§ **To do**
Every line of the records that contains "destination" should be tallied, and only the resulting number returned.

§ **Available data**

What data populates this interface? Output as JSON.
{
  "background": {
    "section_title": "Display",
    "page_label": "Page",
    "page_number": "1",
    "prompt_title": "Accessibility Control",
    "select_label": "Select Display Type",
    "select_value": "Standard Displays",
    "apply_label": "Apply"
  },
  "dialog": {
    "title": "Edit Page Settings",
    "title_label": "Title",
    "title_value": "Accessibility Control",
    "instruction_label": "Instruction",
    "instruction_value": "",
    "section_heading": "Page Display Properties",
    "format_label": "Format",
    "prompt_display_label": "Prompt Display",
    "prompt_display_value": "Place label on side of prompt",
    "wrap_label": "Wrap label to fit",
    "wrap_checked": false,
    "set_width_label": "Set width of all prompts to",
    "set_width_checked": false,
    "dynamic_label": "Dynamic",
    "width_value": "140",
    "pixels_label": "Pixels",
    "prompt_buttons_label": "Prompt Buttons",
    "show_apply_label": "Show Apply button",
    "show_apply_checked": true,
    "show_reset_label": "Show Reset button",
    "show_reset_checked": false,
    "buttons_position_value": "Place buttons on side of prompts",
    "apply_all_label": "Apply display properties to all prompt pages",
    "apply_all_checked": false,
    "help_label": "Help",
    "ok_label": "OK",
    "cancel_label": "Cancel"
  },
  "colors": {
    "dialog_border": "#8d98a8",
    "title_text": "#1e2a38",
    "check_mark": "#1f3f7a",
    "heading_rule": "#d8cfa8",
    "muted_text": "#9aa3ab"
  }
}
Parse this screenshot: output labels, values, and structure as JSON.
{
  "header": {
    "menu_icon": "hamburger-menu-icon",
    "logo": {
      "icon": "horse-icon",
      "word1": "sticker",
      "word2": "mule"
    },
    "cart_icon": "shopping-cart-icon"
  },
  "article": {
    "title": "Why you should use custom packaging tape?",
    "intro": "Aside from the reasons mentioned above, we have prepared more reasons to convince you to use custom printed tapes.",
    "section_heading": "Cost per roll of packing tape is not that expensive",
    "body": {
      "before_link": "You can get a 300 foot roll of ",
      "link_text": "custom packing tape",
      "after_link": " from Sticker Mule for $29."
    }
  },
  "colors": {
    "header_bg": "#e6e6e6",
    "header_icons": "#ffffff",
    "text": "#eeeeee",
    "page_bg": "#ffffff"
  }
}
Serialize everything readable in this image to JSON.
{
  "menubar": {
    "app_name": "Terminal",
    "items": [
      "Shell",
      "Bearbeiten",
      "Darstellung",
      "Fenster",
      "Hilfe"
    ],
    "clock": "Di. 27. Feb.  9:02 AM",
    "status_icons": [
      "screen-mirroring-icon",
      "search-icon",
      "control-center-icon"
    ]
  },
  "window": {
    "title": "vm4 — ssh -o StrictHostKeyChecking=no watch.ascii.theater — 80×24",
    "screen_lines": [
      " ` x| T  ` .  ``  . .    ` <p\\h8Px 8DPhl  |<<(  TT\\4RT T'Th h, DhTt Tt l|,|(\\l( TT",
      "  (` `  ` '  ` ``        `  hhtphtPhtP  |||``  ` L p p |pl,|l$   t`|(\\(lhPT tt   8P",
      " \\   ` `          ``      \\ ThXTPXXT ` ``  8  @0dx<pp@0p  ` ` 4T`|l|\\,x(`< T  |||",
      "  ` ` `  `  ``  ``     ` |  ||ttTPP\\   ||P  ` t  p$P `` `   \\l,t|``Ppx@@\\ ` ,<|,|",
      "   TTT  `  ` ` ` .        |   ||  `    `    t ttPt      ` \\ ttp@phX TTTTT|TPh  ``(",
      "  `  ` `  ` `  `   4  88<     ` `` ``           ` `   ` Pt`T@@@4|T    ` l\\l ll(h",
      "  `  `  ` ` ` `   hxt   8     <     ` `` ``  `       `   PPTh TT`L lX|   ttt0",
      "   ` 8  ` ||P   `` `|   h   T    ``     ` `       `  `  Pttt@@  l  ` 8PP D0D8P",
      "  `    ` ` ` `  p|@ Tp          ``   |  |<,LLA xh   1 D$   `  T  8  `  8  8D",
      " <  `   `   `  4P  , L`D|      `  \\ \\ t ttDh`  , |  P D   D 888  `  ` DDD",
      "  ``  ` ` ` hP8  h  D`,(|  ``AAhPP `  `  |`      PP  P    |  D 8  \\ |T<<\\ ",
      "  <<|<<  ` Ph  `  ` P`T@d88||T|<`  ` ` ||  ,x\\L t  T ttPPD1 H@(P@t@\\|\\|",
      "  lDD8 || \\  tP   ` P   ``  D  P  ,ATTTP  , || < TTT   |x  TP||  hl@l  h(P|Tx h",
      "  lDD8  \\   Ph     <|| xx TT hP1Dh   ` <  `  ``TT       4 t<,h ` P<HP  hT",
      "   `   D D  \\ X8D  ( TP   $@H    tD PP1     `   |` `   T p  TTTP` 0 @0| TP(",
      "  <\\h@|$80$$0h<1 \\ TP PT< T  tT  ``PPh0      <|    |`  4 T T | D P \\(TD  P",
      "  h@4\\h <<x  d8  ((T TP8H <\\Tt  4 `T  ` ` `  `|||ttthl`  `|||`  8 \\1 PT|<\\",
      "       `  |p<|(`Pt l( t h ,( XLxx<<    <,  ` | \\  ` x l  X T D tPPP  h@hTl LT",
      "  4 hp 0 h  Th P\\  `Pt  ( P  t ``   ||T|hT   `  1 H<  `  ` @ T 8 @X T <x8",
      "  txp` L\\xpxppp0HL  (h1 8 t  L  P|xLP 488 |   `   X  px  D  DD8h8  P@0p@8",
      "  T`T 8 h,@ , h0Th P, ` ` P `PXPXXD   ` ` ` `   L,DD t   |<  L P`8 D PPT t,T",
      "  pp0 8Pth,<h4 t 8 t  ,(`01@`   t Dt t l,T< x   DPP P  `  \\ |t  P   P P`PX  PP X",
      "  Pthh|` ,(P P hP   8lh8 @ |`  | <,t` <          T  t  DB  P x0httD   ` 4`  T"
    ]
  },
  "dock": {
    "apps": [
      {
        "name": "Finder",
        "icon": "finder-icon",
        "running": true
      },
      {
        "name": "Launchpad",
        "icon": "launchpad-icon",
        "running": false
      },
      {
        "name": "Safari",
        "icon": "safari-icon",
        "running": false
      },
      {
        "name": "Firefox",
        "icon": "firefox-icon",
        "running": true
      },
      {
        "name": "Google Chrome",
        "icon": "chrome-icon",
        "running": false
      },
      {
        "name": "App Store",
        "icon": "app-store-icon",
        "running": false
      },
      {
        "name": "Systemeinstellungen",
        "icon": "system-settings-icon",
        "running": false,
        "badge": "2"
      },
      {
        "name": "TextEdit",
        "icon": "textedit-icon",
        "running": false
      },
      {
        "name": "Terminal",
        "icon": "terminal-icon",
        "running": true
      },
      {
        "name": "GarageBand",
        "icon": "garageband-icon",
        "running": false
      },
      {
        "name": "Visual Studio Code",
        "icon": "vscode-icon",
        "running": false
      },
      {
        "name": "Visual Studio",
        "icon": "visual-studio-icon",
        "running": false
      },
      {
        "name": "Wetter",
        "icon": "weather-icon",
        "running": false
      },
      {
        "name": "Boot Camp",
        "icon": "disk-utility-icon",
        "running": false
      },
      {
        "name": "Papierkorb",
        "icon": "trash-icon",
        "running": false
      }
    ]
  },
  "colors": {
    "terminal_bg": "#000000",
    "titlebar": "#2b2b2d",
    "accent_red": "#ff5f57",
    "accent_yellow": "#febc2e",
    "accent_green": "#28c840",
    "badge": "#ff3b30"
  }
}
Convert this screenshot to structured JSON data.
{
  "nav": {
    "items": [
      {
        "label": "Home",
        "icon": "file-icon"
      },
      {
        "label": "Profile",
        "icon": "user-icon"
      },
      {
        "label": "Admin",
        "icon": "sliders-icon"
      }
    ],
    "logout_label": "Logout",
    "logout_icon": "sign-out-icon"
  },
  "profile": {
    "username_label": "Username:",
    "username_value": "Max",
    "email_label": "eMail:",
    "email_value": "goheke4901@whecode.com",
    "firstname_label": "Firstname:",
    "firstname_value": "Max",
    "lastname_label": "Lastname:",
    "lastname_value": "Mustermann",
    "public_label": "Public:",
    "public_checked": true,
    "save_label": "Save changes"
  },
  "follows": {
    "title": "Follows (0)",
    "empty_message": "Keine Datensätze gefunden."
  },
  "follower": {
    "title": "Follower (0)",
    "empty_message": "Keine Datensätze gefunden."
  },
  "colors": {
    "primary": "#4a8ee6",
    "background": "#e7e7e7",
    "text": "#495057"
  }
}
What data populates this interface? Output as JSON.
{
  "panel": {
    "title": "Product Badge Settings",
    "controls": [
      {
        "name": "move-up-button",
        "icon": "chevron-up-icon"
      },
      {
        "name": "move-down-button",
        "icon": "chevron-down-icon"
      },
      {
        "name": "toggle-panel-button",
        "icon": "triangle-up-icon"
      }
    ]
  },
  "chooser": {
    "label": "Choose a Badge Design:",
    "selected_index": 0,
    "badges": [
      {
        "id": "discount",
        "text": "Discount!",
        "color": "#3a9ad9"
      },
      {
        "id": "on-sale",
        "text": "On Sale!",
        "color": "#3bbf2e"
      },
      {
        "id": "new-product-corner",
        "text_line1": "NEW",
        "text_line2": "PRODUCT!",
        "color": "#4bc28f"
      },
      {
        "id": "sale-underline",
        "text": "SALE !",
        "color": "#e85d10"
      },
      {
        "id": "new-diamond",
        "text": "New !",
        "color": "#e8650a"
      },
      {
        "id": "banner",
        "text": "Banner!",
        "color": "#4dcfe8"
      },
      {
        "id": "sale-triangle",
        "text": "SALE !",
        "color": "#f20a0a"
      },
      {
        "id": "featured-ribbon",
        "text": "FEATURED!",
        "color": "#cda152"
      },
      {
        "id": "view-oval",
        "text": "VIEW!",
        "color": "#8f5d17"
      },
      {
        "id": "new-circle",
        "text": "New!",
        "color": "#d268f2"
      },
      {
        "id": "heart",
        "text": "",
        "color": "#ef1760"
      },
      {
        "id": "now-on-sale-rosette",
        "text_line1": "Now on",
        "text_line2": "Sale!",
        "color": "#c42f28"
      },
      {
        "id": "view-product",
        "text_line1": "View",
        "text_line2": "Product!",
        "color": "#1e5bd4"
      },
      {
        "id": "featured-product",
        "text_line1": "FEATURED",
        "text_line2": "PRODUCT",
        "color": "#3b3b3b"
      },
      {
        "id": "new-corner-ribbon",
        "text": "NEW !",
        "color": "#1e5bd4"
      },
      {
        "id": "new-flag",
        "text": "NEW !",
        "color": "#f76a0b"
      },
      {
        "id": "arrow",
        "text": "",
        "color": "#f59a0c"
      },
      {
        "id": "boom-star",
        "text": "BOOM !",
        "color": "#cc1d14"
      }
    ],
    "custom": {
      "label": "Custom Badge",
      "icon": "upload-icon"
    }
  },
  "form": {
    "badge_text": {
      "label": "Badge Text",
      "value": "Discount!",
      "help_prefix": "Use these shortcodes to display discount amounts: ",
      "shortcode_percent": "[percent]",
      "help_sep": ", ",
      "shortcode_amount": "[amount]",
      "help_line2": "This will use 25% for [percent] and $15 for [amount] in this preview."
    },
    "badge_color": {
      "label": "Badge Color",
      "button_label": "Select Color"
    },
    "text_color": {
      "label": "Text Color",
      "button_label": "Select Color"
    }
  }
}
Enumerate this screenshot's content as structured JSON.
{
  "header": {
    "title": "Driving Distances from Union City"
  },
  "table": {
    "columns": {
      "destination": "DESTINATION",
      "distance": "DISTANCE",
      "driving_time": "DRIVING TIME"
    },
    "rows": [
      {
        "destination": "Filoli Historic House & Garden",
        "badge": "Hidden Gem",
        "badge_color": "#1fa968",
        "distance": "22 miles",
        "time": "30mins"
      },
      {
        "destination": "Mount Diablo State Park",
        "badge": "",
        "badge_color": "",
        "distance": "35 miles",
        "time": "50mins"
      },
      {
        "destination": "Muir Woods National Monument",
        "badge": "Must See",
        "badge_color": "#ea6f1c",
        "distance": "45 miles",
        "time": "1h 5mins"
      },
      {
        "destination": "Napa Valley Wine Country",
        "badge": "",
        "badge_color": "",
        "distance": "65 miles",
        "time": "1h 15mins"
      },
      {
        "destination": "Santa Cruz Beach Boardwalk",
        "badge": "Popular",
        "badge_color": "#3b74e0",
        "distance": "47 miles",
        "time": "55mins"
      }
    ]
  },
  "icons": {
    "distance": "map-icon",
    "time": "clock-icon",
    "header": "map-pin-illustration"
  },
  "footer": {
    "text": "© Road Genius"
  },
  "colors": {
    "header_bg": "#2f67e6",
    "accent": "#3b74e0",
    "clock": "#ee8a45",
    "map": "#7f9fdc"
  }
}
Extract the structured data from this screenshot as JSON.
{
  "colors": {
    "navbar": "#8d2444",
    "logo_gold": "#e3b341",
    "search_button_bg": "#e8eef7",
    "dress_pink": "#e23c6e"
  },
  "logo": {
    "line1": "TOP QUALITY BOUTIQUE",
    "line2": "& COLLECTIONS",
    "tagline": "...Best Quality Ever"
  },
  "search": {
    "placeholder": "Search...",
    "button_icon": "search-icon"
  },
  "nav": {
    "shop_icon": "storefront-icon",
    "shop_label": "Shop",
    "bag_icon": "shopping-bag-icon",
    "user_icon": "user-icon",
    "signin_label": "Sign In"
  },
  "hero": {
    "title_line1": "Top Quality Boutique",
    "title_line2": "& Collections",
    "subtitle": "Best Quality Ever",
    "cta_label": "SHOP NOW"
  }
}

§ **Response to this exercise**
6